Component data from apps and pages:
Start of Block

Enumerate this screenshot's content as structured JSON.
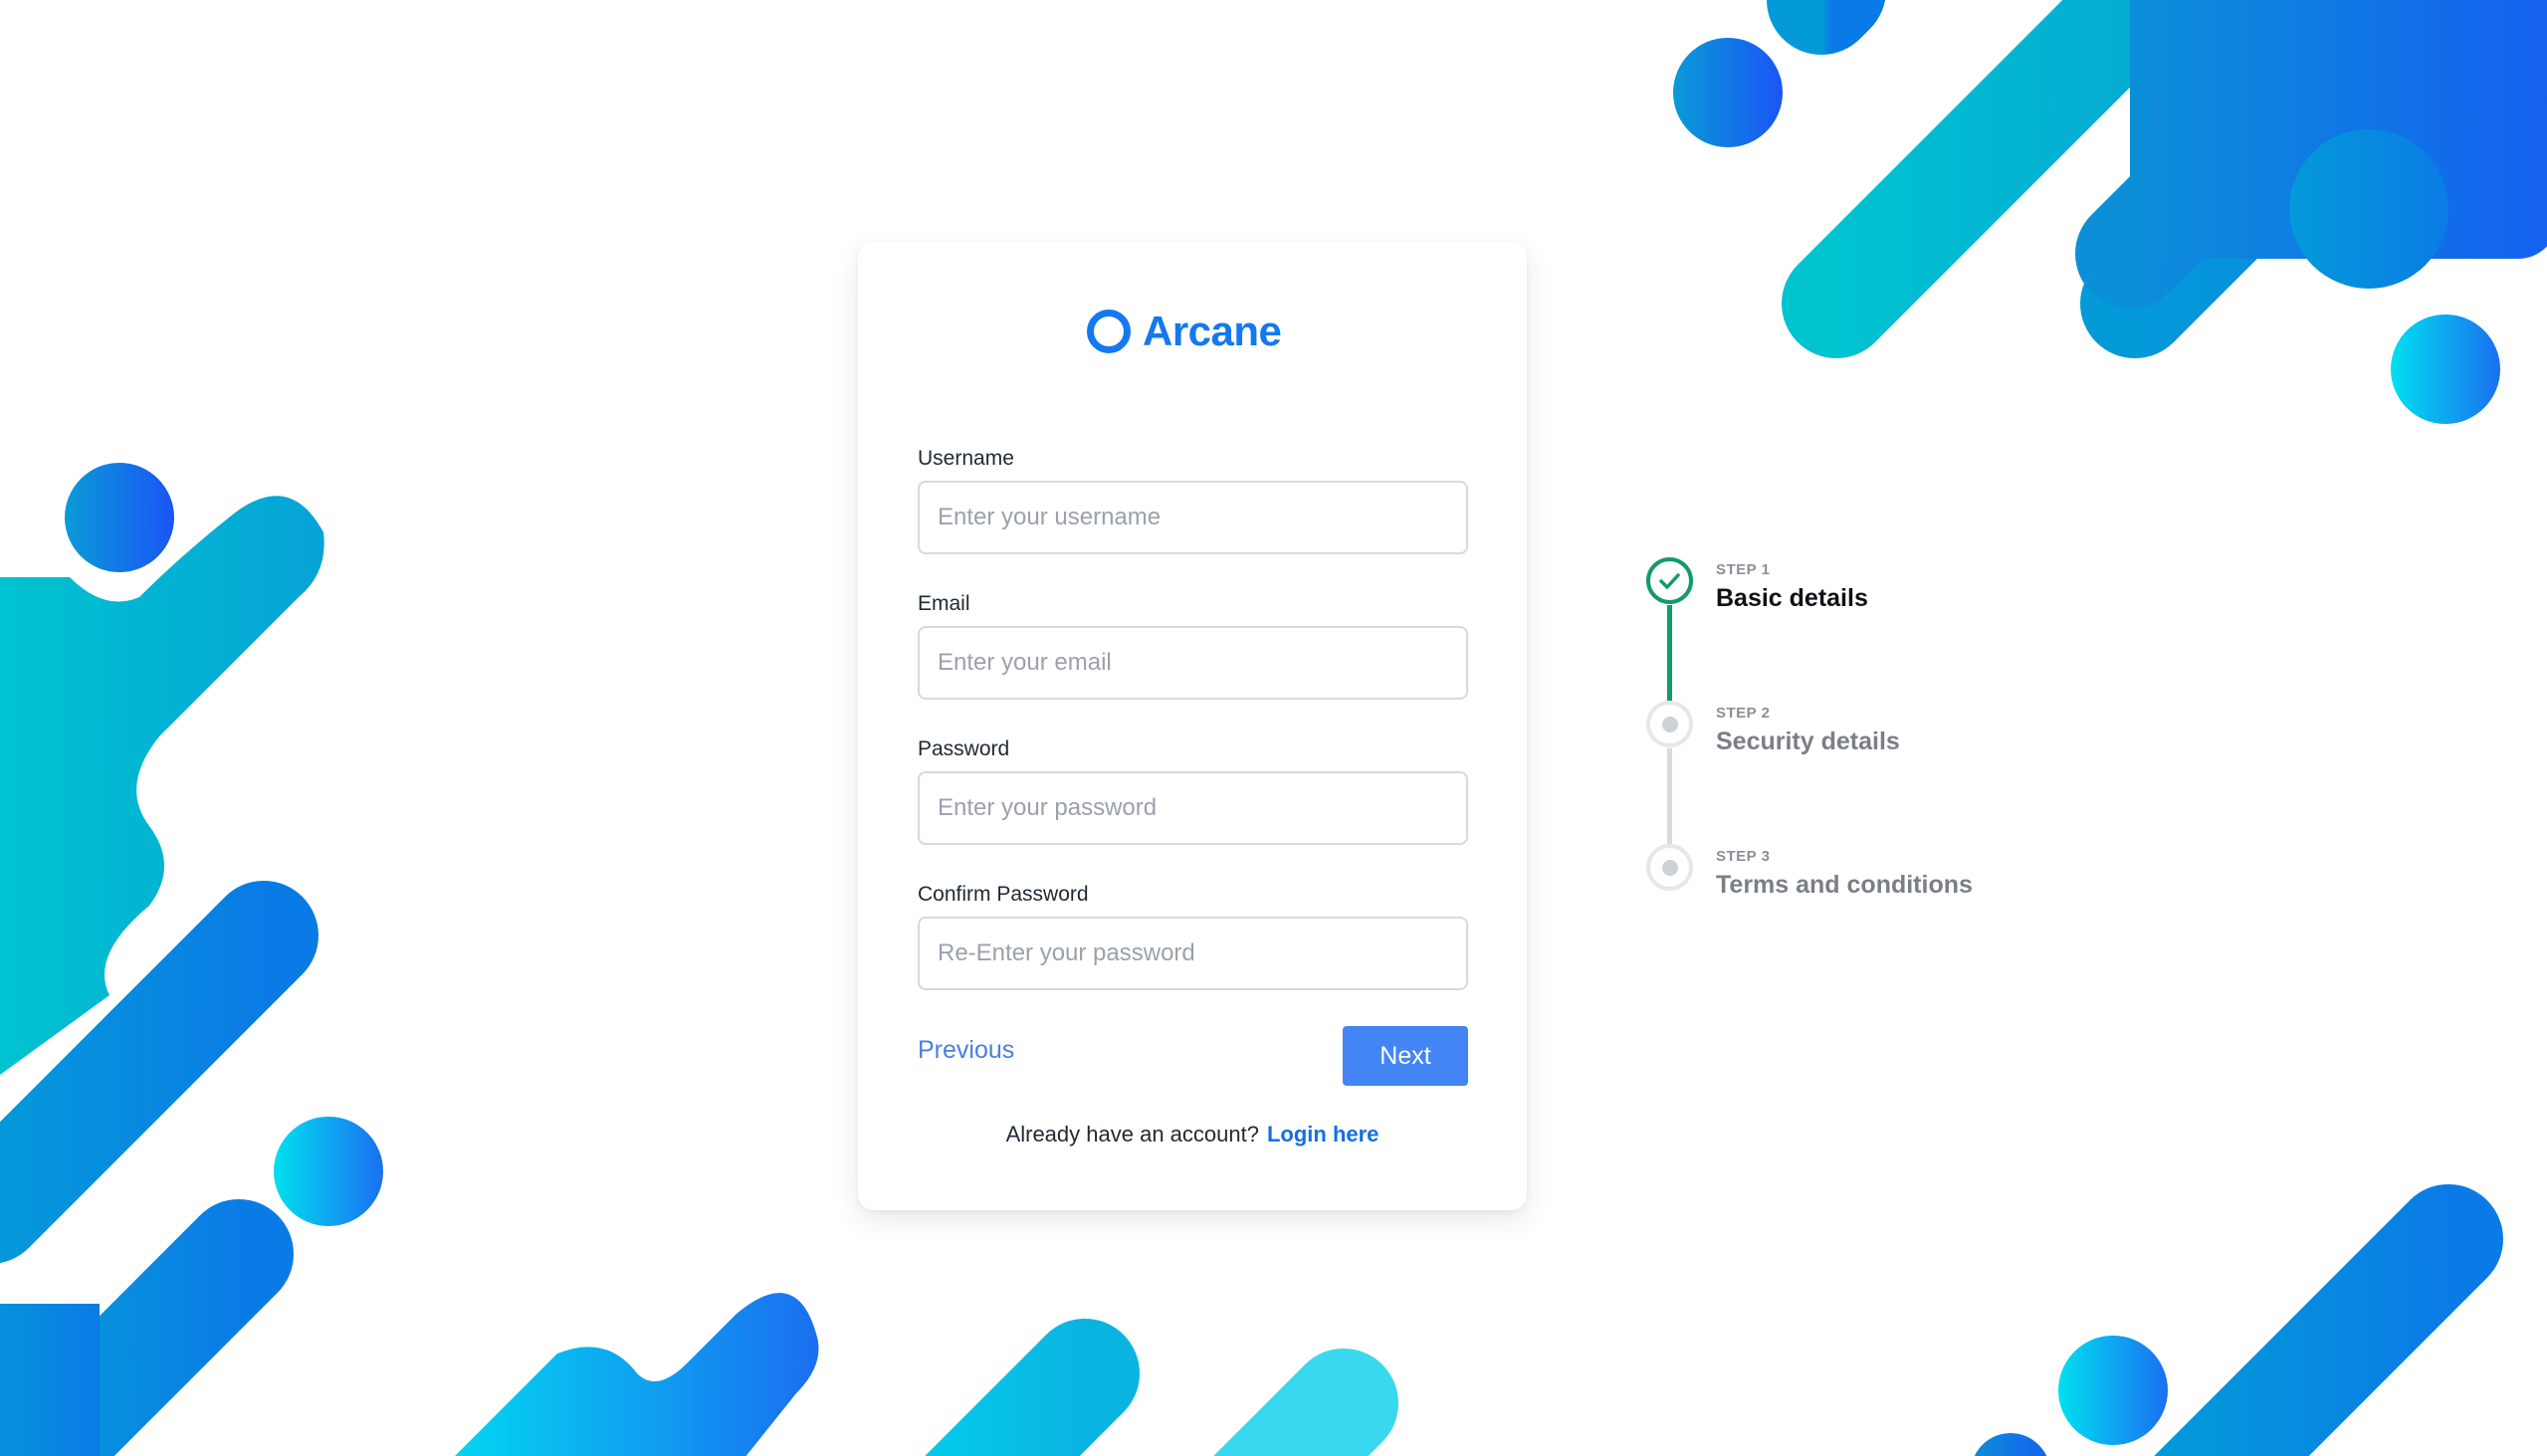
{
  "brand": {
    "name": "Arcane"
  },
  "form": {
    "username": {
      "label": "Username",
      "placeholder": "Enter your username",
      "value": ""
    },
    "email": {
      "label": "Email",
      "placeholder": "Enter your email",
      "value": ""
    },
    "password": {
      "label": "Password",
      "placeholder": "Enter your password",
      "value": ""
    },
    "confirm_password": {
      "label": "Confirm Password",
      "placeholder": "Re-Enter your password",
      "value": ""
    },
    "previous_label": "Previous",
    "next_label": "Next",
    "login_prompt": "Already have an account?",
    "login_link": "Login here"
  },
  "steps": [
    {
      "number": "STEP 1",
      "title": "Basic details",
      "status": "complete"
    },
    {
      "number": "STEP 2",
      "title": "Security details",
      "status": "pending"
    },
    {
      "number": "STEP 3",
      "title": "Terms and conditions",
      "status": "pending"
    }
  ],
  "colors": {
    "brand": "#1478f0",
    "primary_button": "#4385f4",
    "step_complete": "#119c66",
    "step_pending": "#d6dae0"
  },
  "icons": {
    "step_complete": "check-icon",
    "step_pending": "dot-icon"
  }
}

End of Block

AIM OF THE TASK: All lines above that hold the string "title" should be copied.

RESPONSE TO THIS EXERCISE:
      "title": "Basic details",
      "title": "Security details",
      "title": "Terms and conditions",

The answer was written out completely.